Illustration of tablet, laptop, and mobile devices.

All-girls high school robotics team receives help from Feliciano 3D printing lab

Posted in: 3D printing

Girls discussing project with open laptop computer
From left, Rachael He, Anna Masciandaro and Trisha Mukhopadhyay work with the MakerBot software in the innovation lab.

It is the first season of the first all-female robotics team in the Westfield Robotics Club, and the 12 young women are positively charged.

“Being part of a co-ed team last year gave us a good start. We realized we had certain skills and wanted to learn more,” said Trisha Mukhopadhyay, 15, a sophomore at Academy of Allied Health Sciences. “We also wanted more autonomy and freedom to make our own decisions.”

Added Rachael He, 15, a sophomore at Westfield High School: “After forming our team, we encountered many obstacles, but we’ve been able to learn a lot from our mistakes and persevere.

The all-female team, called Positive Charge, includes 12 young women from Westfield. Nine attend Westfield High School, and one each from the Academy of Allied Health Sciences, the Union County Magnet High School, and UCTECH.  Four of them visited Montclair State’s Feliciano School of Business – MakerBot Innovation Center recently to receive assistance 3D printing parts of their robot.
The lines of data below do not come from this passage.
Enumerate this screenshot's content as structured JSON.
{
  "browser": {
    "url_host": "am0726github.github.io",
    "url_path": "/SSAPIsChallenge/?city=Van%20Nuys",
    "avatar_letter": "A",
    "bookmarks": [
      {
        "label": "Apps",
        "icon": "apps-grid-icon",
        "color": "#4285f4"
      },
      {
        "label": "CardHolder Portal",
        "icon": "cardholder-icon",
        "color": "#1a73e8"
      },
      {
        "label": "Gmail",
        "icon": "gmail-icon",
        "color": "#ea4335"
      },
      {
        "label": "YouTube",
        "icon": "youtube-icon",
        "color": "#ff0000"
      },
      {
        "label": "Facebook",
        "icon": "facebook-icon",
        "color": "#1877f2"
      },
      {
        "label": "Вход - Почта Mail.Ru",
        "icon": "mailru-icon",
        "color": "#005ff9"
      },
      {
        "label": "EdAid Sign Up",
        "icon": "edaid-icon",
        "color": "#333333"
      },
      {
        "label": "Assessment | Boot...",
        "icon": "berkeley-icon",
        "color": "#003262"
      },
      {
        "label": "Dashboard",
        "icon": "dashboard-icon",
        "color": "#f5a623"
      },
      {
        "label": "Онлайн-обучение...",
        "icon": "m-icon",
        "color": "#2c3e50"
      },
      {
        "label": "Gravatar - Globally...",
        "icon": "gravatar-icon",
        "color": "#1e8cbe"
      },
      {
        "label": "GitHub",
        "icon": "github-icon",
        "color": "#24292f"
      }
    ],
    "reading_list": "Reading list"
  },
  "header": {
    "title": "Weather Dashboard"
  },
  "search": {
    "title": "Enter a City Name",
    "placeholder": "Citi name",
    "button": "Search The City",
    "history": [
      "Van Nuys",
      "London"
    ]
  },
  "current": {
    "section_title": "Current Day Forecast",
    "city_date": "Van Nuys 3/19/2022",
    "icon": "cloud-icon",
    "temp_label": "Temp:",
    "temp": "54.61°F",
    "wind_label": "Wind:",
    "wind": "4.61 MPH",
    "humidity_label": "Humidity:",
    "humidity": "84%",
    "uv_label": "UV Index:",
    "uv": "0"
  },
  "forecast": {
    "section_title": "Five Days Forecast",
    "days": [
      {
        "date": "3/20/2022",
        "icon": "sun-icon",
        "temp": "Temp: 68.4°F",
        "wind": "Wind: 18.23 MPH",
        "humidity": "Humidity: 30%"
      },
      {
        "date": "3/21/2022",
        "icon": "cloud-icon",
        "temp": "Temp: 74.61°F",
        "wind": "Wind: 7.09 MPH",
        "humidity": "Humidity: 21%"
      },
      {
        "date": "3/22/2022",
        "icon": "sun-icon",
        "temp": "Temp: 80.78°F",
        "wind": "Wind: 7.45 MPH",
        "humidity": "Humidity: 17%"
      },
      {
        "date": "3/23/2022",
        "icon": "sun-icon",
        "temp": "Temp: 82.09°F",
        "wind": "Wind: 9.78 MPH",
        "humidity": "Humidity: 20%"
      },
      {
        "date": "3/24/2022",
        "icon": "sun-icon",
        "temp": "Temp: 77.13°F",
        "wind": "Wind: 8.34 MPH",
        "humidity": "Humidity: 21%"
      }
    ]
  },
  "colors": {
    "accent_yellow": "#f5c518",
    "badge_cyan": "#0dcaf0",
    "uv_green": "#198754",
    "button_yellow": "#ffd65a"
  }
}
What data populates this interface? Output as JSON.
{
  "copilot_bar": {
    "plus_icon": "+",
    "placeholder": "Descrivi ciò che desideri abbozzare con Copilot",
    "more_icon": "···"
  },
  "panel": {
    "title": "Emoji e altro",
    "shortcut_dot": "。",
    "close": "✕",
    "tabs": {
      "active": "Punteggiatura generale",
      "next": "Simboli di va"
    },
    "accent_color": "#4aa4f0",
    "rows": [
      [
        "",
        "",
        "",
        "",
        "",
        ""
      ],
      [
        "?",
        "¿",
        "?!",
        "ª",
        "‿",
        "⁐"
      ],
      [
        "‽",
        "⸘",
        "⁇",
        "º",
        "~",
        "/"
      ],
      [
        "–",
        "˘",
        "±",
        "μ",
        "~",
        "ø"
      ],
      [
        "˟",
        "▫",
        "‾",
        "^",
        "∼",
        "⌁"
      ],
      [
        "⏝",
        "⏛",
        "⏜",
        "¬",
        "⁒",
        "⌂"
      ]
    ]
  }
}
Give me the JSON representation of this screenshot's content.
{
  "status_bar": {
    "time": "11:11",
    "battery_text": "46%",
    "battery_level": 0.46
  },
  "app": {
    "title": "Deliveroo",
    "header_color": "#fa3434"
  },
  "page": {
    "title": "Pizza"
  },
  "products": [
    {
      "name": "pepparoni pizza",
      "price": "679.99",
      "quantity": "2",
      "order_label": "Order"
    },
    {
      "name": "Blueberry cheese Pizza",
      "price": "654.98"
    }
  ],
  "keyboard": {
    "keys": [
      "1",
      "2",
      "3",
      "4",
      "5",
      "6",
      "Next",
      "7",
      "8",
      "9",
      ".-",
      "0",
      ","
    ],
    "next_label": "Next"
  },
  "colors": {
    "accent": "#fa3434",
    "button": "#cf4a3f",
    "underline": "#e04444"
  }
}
The young women are participating in the FIRST Tech Challenge.  In one of their strategies to win points in this year’s FTC game CASCADE EFFECT, they want their robot to pick up balls and put them into a bucket. The young women had ideas on how to make the shovel and bucket- even building prototypes, but they needed help making the items more efficient for the collecting task, which is where 3D printing entered the picture. Westfield High School has only one 3D printer—and it was not able to make big items. The Feliciano Center for Entrepreneurship’s innovation lab has 35 3D printing devices, including three printers that make large items.

“And it made it look cool,” said Anna Masciandaro, 15, a sophomore at Westfield High School, about how the 3D printed pieces will help their robot.

The young women marveled at the rows of 3D printers housed in the innovation lab, and the whirring buzz the machines make. The girls already knew how to CAD on a different software, but Prof. Iain Kerr helped them learn how to use the MakerBot software in the Feliciano innovation lab. In the lab, the high school girls also saw various 3D prints, such as a lamp and stool made by students in ENTR 290-02, “Intro to 3D Printing and Design.”

“It gave us inspiration for other ideas. It let us see new possibilities and even gave us some new ideas,” said Trisha, adding about Kerr: “He was very good at showing us what to do and pointing out important but overlooked steps – like making sure we are using the right units of measurement! He’s very patient.”

With their all-girls robotics team and embrace of science and tech classes, the four Westfield girls are doing their part to turn a tide where women are underrepresented in STEM (science, technology, engineering, and math) fields. Rachael said she has been interested in STEM for as long as she can remember, but she is not entirely decided on a specific field.  Possibilities include medicine, computer science, and engineering, including biomedical engineering and computer engineering. Trisha wants to use technology and materials in health interventions, perhaps as a biomedical engineer or endocrinologist. Anna is not sure yet about her future career—she may want to be a doctor or an author.

“I’ve heard girls say ‘I’m so bad at math,’ as if they’re proud of it. You shouldn’t be proud of that. You should want to get better at math,” said Julia Hollosi, 14, a freshman at Westfield High School, who wants to be a spacecraft engineer. Julia recalled how she walked into her eighth-grade robotics class and had the boys ask her why she was taking the class, and whether it was because the art classes were full.

“The boys in Westfield’s club have been very helpful,” said Trisha. “They showed us the ropes last year and helped us gain the knowledge we needed for starting our own team. Some of them go out of their way to help us.”

The underrepresentation of females in STEM classes is not necessarily better at the high school level. Anna said she is one of three girls, out of 20 students, in her computer science class. “It feels like I have to prove something, sometimes,” she said.

The Westfield Robotics Club is hosting a robotics meet on January 10th, 2016 from 8 a.m. to 5 p.m. Spectator admission is free.

The eight other young women on the robotics team are: Fiona Gillespie, Anna Glueck, Christine Rogers, Jennifer Rogers, Ashley Rosen, Linzy Rosen, Saranya Turimella and Amanda Zhang.